She was completed in 1914 at the start of World War One. She was commissioned and assigned to the First Battlecruiser Squadron on 3rd October 1914. Described at the time as not being complete ant totally unfit for service. At the time she was the most heavily armed battlecruiser in the Royal Navy. She was in the process of working up when she was ordered to stop her firing trials off Berehaven. Admiral Beatty described her as “Not yet fit to fight and was quite unprepared and inefficient”. When she took part in the Battle of Dogger Bank on 23rd January 1915 she was hit 6 times and had 10 men killed with 11 wounded. Her firing was rapid but both erratic and inaccurate having fired 355 shells from her 13.5 inch guns had scored only 2 hits. This was “duly noted” by their lordships in the Admiralty. She had been badly damaged and had to undergo major repairs which were completed on 8th February 1915. She then completed sea patrols in the North Sea before undergoing a refit in December 1915.

The second sea battle that she was involved in was The Battle of Jutland on 31st May 1916. She was hit 18 times and had 24 men killed with 46 wounded. She fired 303 shells from her main guns scoring 3 hits. She also fired 136 rounds from her 6 inch guns with no recorded hits. On 2nd June 1916 she entered Rosyth Dockyard for repairs which took until 1st July 1916. She then became the temporary Flagship of the 1st Battlecruiser squadron while HMS Lion was under repair. She was involved in several uneventful sorties and patrols in the North Sea before receiving a long refit from 10th November 1916- 29th January 1917 in Rosyth. She then patrolled the North Sea and was involved in the 2nd Battle of Heligoland Bight on 17th November 1917 although never coming within range of any German Forces instead providing support for other British Forces.

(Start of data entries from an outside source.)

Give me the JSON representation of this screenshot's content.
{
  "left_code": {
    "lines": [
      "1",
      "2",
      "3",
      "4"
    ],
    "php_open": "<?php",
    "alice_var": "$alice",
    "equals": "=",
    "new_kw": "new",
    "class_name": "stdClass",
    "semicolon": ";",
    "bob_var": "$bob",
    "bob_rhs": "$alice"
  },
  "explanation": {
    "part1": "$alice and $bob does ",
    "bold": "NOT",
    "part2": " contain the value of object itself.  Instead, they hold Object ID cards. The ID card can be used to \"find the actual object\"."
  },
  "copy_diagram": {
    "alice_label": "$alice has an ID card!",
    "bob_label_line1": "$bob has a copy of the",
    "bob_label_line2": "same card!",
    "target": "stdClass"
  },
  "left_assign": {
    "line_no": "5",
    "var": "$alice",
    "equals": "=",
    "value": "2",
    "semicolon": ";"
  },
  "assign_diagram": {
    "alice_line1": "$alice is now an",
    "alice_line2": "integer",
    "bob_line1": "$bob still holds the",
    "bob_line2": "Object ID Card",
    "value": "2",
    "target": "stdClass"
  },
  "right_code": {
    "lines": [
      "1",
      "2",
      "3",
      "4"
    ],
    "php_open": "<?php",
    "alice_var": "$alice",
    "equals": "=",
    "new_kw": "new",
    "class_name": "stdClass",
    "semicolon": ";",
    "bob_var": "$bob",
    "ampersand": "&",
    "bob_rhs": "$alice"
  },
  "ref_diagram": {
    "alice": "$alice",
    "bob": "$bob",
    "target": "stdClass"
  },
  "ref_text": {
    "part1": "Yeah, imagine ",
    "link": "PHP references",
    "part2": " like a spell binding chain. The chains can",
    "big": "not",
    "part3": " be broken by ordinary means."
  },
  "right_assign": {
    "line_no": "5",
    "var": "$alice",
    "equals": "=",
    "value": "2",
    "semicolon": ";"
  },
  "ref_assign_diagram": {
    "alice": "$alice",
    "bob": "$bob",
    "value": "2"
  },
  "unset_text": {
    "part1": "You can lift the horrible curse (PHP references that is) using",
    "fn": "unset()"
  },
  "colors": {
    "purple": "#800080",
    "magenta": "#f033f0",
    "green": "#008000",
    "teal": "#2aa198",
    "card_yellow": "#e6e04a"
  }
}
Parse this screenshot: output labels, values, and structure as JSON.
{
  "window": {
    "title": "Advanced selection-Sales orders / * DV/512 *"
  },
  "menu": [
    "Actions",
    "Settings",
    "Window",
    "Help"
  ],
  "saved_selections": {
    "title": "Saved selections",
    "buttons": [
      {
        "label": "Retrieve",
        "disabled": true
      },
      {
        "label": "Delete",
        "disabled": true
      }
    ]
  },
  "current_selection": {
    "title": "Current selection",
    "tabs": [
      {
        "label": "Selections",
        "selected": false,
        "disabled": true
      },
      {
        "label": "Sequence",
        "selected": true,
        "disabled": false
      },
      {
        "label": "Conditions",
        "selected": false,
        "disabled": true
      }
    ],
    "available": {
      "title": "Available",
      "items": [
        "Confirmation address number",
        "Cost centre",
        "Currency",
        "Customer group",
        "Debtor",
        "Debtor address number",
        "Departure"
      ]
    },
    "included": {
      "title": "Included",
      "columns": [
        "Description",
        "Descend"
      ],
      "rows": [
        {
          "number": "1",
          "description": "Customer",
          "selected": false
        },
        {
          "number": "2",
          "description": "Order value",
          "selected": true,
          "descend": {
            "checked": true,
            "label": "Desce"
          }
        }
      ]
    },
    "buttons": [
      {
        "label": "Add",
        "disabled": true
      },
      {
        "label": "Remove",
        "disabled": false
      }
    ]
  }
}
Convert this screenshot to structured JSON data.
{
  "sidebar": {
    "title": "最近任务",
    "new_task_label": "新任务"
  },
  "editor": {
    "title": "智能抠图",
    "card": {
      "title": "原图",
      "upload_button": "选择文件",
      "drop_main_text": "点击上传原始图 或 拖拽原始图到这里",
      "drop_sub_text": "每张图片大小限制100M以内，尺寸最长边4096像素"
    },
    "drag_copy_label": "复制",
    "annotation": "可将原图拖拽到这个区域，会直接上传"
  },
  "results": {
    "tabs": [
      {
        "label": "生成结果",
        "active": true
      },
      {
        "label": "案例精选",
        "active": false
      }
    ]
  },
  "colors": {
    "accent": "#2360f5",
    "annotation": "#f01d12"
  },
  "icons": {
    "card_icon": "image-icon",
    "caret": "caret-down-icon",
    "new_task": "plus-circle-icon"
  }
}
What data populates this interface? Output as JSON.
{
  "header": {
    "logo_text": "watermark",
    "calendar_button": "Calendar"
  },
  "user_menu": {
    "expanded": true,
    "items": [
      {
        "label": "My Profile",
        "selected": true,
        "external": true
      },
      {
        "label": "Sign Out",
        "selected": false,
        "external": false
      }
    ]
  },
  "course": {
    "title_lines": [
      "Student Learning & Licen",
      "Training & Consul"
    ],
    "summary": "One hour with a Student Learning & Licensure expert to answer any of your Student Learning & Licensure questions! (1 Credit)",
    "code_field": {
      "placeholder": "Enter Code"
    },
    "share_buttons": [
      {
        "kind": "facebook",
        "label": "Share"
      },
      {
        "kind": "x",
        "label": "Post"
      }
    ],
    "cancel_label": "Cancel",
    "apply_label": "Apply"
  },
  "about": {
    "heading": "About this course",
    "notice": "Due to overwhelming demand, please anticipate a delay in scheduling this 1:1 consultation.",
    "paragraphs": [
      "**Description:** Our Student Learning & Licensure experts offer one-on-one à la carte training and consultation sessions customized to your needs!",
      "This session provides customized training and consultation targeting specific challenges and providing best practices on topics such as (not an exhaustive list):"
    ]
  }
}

Following the. War she remained in service and survived the scrapyard following the Washington Naval Treaty on 6th February 1922. Prior to this she had been placed in the reserve on 22nd August 1921 and was refitted in March 1922.

On 14th February 1924 she was recommissioned and became a seagoing training ship.

In 1929 when HMS Hood went into the dockyard for a long refit HMS Tiger returned to active service to replace her. Following The London Naval Conference in 1930 it was decided to scrap her and when HMS Hood came out of refit in early 1931 she was taken out of commission.

She took the cheers of the Atlantic Fleet on 31st March 1931 at Devonport and finally paid off on 15th May 1931 at Rosyth before being sold for scrap in February 1932.

HMS Tiger C20